■ Instructions for the task
Where in the data below does the word "Цвет" appear? Copy each line that holds it.
------------------------------------
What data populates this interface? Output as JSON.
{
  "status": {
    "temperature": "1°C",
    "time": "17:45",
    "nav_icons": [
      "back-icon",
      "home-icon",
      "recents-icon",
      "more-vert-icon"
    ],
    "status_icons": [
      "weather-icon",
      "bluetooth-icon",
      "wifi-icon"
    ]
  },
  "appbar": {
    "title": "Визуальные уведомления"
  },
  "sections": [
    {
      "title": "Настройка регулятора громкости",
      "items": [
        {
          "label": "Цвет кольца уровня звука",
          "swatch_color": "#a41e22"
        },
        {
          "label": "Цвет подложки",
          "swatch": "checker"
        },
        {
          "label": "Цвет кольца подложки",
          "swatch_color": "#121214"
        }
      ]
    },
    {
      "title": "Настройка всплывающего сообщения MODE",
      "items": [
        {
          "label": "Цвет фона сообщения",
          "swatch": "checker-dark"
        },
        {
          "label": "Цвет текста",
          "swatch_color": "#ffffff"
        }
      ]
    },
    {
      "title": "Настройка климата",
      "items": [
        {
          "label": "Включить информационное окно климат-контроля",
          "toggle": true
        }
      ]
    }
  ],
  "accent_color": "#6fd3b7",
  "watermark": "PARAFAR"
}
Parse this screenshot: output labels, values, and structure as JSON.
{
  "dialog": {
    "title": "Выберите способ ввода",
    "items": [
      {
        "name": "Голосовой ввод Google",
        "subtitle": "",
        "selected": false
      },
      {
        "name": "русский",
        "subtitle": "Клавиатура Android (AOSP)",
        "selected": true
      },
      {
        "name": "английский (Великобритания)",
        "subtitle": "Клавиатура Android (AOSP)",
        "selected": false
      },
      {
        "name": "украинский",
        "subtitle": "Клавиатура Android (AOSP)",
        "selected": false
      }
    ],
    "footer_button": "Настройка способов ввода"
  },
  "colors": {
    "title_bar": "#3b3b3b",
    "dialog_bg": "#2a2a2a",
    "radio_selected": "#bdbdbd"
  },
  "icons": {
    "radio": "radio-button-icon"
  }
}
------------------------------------
■ Response for this exercise
          "label": "Цвет кольца уровня звука",
          "label": "Цвет подложки",
          "label": "Цвет кольца подложки",
          "label": "Цвет фона сообщения",
          "label": "Цвет текста",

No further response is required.